→ AVAILABLE DATA:
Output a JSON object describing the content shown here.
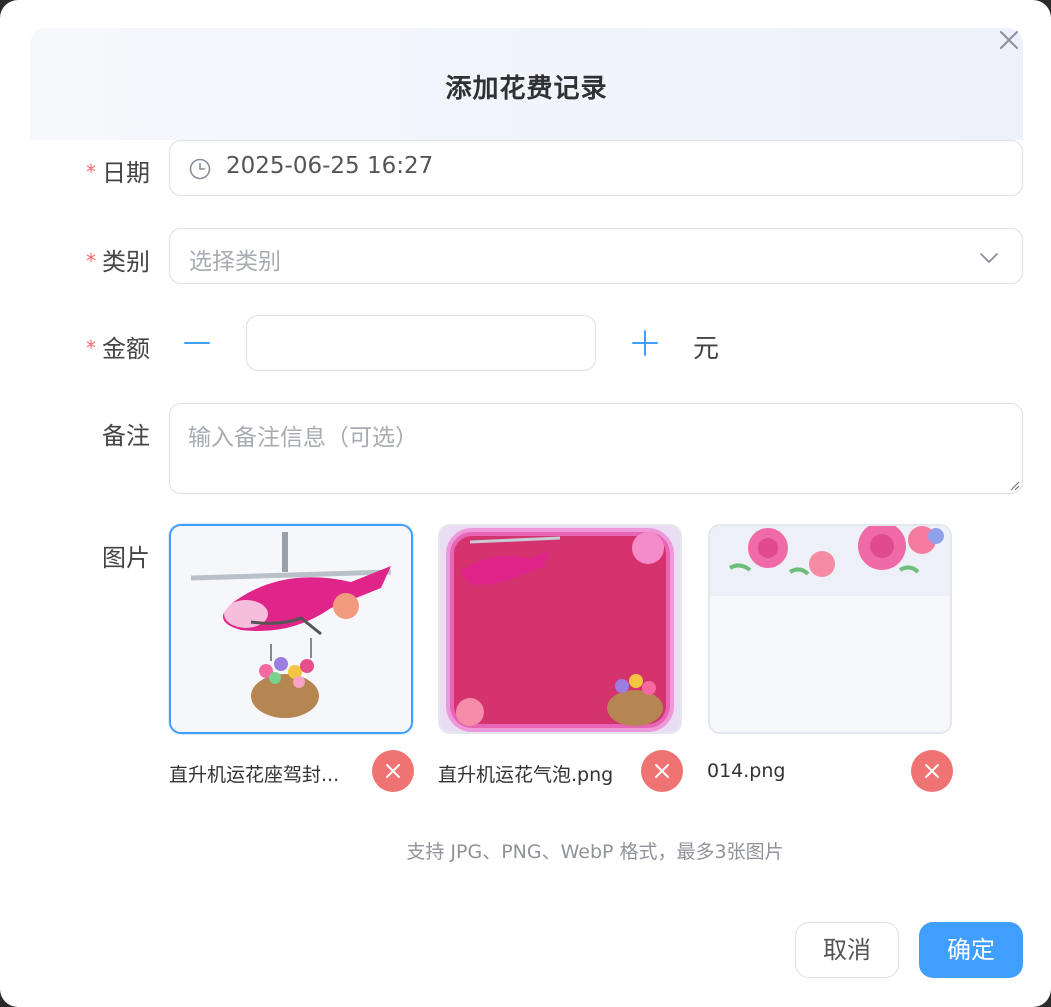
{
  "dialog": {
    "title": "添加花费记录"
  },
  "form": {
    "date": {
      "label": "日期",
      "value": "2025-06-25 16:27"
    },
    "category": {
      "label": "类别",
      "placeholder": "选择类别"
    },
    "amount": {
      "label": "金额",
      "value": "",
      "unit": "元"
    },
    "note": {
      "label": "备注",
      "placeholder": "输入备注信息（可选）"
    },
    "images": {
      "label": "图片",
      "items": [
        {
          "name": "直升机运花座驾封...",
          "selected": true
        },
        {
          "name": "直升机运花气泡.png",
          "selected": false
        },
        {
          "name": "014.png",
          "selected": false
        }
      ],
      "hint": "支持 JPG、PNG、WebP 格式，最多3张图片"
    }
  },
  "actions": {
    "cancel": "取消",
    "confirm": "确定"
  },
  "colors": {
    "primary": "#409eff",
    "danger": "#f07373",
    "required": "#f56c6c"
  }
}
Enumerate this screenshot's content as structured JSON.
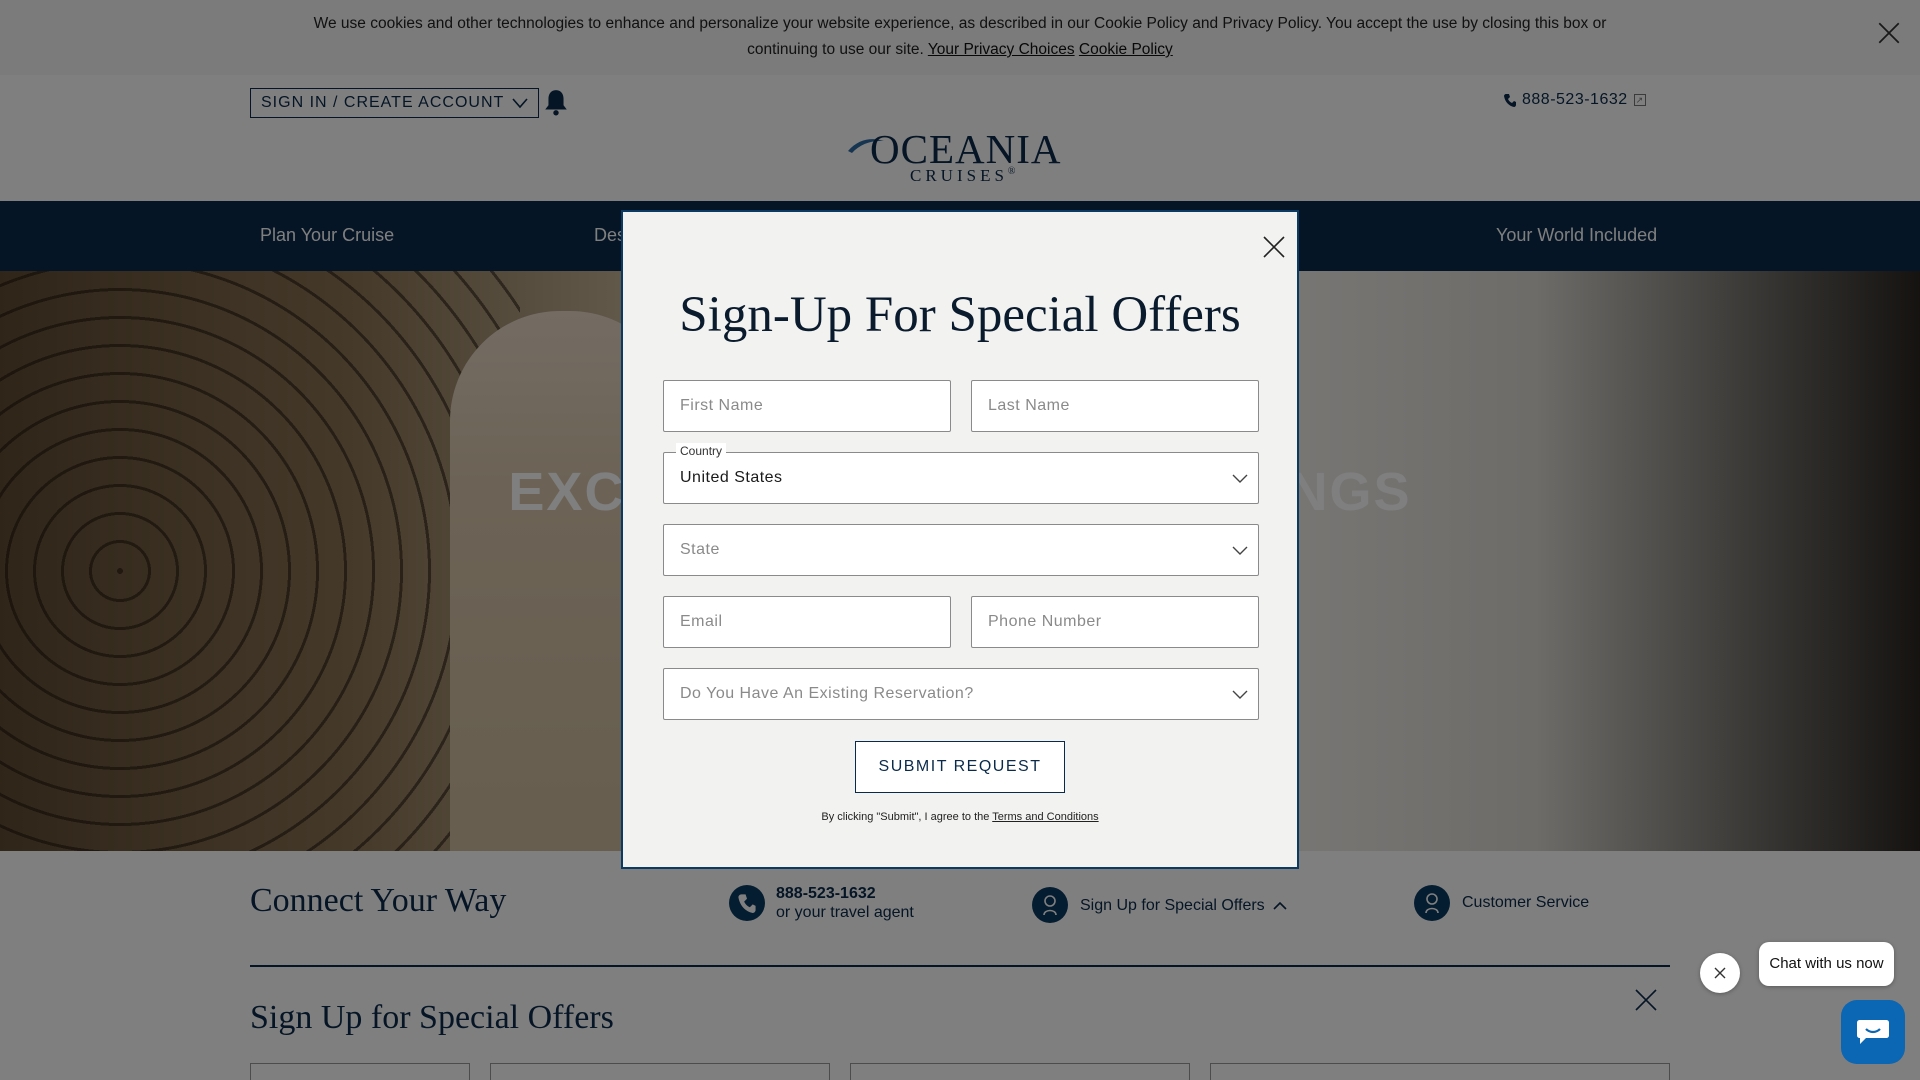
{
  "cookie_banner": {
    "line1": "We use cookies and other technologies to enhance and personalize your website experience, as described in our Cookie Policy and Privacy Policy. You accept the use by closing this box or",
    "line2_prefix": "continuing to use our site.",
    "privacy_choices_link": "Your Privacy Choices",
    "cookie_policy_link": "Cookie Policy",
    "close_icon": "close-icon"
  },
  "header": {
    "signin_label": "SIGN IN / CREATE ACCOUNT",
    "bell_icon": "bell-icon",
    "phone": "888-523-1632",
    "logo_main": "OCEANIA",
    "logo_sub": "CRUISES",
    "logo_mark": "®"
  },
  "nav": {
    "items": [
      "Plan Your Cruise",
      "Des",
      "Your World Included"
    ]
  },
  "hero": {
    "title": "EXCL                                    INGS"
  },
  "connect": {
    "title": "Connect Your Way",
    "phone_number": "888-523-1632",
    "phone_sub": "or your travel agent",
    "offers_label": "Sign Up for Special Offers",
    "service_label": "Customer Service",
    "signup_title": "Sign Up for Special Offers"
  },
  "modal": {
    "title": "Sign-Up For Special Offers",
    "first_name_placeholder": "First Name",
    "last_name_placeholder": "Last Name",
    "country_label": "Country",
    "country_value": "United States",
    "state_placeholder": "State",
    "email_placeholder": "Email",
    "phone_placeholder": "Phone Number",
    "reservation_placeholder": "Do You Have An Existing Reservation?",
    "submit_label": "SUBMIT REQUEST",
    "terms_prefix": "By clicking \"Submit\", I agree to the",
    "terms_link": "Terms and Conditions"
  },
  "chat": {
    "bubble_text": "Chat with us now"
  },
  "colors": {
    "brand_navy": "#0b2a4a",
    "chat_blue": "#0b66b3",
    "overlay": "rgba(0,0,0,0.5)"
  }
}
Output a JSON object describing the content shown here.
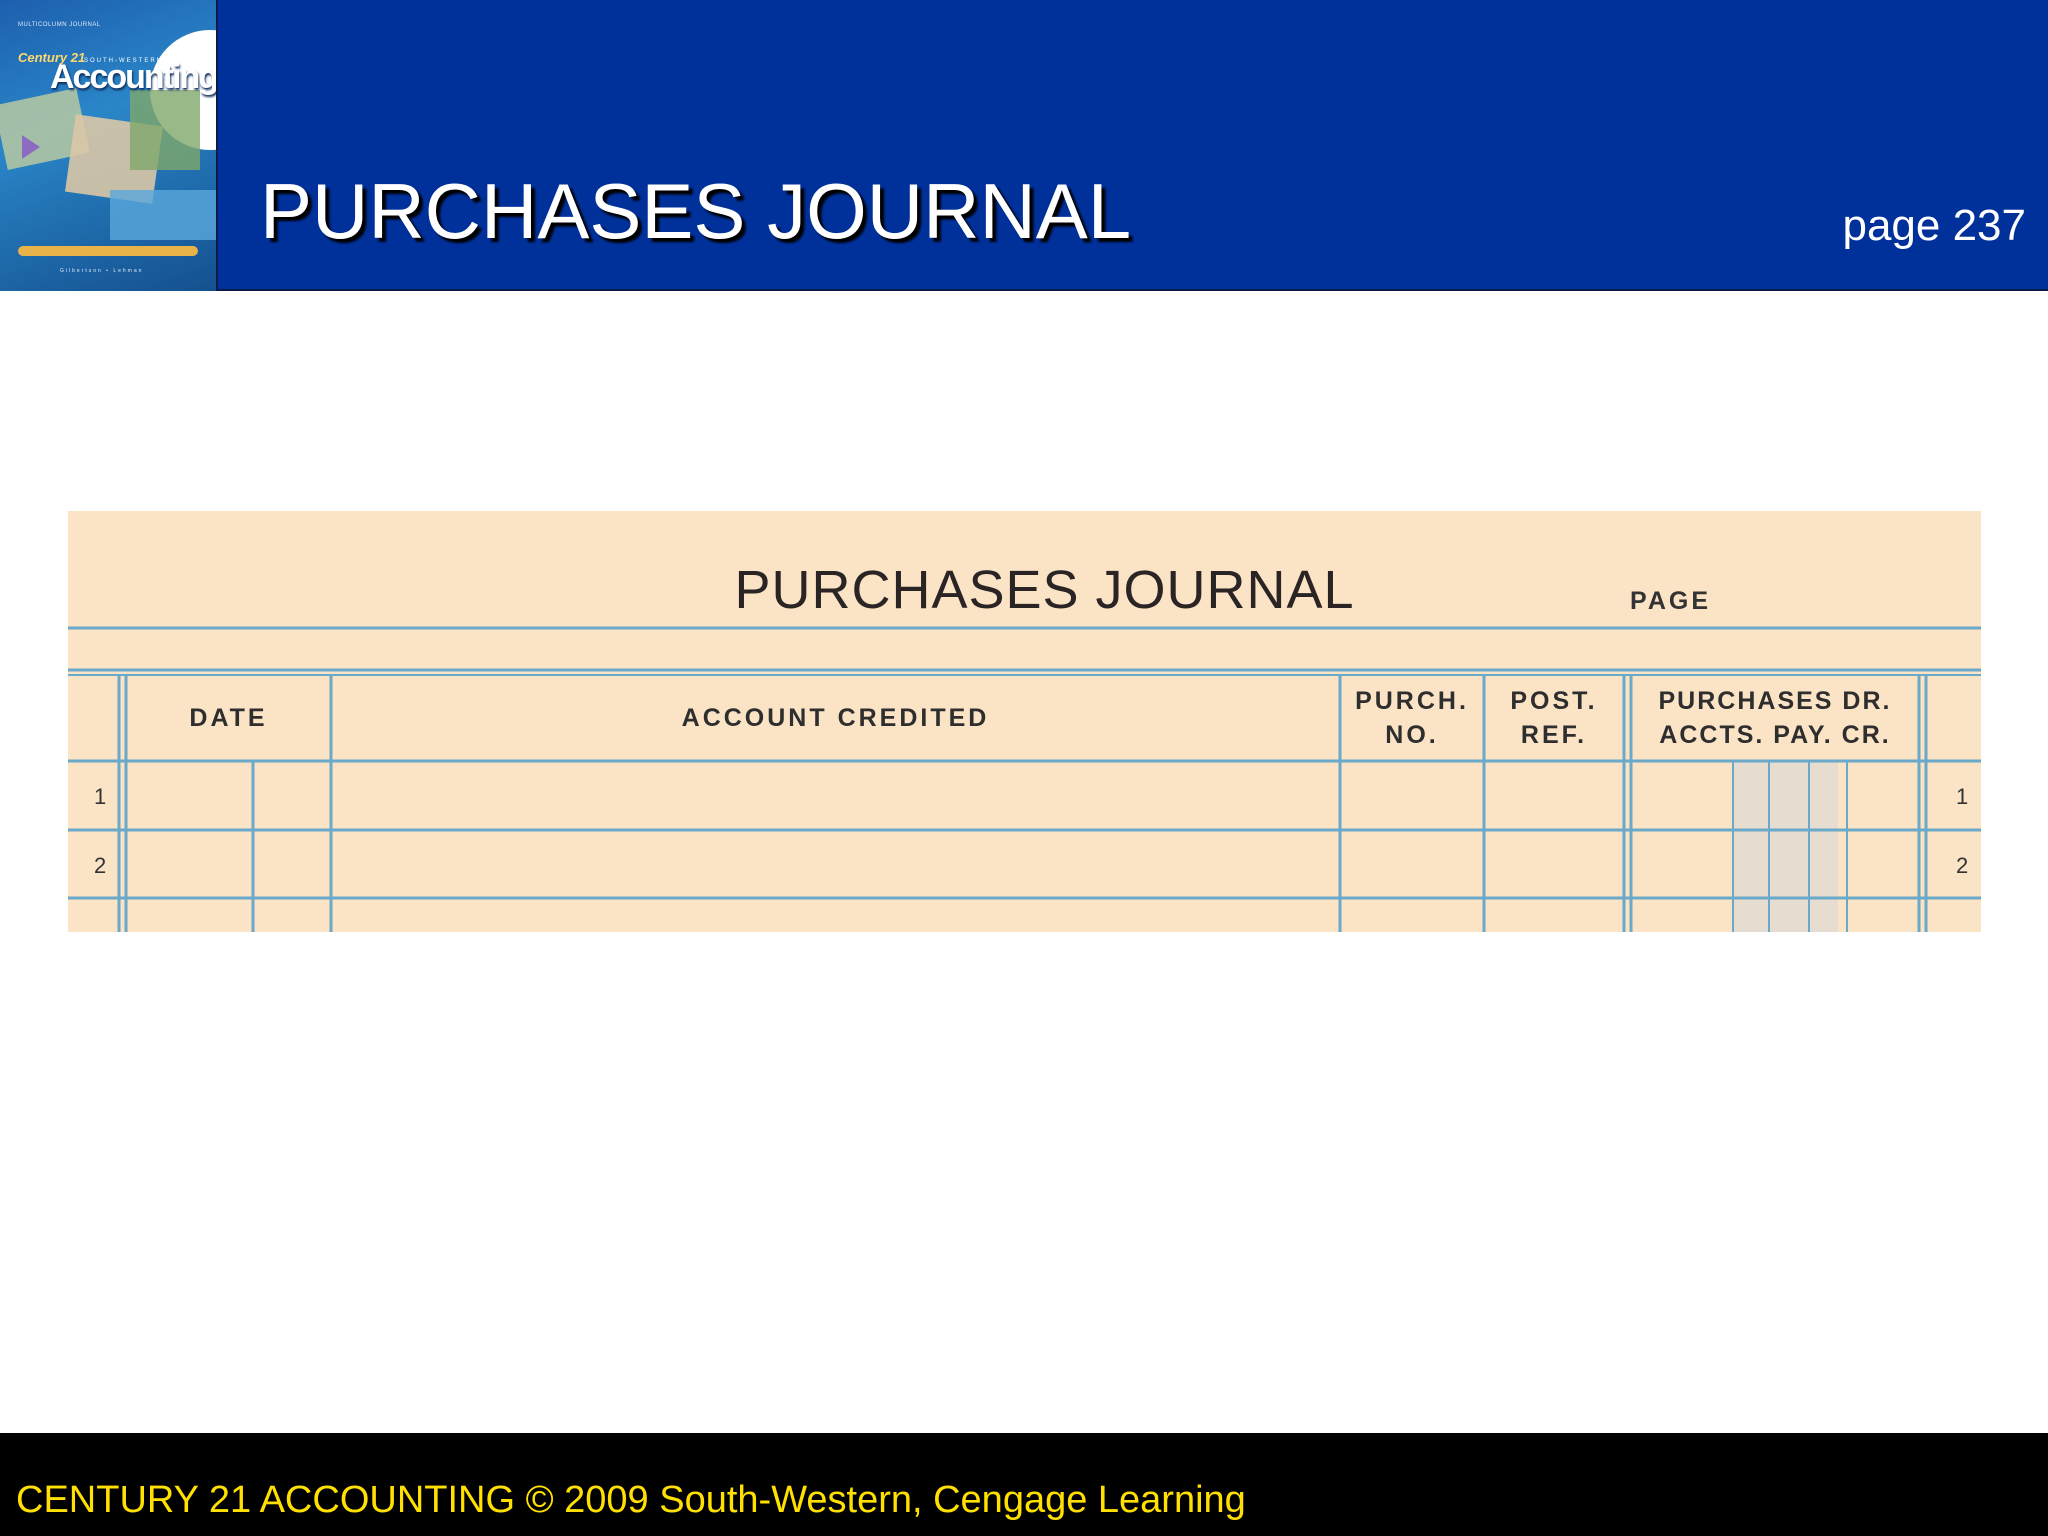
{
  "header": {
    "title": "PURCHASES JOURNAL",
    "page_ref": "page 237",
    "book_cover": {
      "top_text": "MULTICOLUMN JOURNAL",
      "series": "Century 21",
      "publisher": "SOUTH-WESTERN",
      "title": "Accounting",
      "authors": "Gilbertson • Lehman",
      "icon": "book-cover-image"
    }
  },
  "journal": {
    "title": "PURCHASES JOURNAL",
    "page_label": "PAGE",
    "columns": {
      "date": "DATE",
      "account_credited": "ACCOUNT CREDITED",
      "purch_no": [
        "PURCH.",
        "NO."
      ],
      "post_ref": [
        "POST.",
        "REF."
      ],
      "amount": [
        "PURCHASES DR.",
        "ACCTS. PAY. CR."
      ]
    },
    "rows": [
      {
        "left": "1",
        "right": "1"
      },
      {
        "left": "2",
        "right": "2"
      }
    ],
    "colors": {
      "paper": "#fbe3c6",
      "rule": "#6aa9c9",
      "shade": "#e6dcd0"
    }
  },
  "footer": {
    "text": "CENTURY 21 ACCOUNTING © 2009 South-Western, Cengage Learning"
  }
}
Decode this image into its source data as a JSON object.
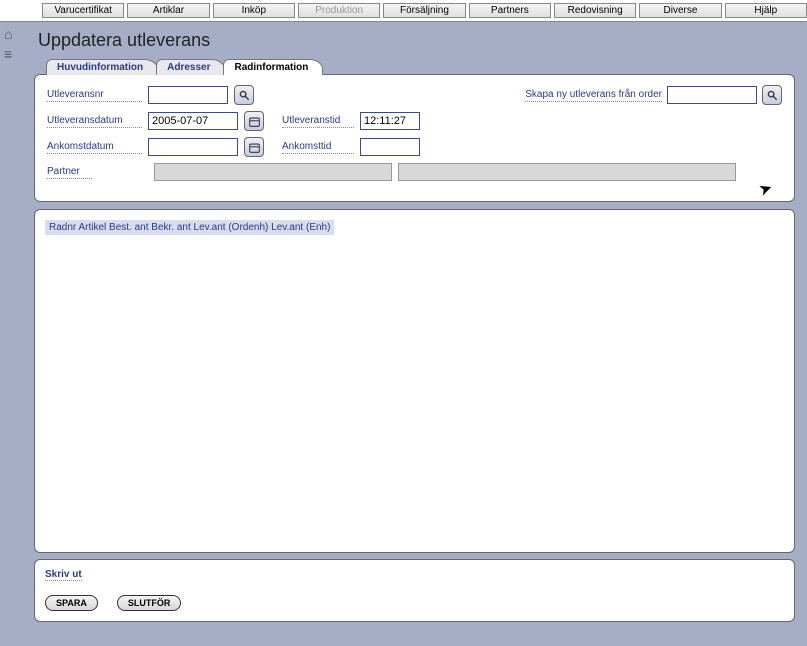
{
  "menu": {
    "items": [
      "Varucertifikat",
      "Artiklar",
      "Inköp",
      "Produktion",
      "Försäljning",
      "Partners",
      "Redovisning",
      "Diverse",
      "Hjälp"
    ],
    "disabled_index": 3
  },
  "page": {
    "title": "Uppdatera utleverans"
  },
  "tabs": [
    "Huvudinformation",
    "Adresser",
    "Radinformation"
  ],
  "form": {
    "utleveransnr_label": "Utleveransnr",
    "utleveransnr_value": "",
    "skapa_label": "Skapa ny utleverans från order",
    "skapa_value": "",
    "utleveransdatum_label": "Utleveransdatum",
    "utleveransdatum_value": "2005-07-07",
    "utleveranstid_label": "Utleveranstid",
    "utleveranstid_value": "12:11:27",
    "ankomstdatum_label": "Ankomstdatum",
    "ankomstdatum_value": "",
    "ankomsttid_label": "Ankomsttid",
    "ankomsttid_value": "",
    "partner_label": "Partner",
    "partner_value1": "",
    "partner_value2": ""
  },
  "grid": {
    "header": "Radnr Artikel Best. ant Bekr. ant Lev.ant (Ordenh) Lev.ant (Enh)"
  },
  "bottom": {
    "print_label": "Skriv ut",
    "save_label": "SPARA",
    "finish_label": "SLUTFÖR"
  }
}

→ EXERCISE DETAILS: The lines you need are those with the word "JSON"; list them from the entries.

→ THE ANSWER:
Output a JSON object describing the content shown here.
Enumerate this screenshot's content as structured JSON.
Output a JSON object describing the content shown here.
Decode this image into its source data as a JSON object.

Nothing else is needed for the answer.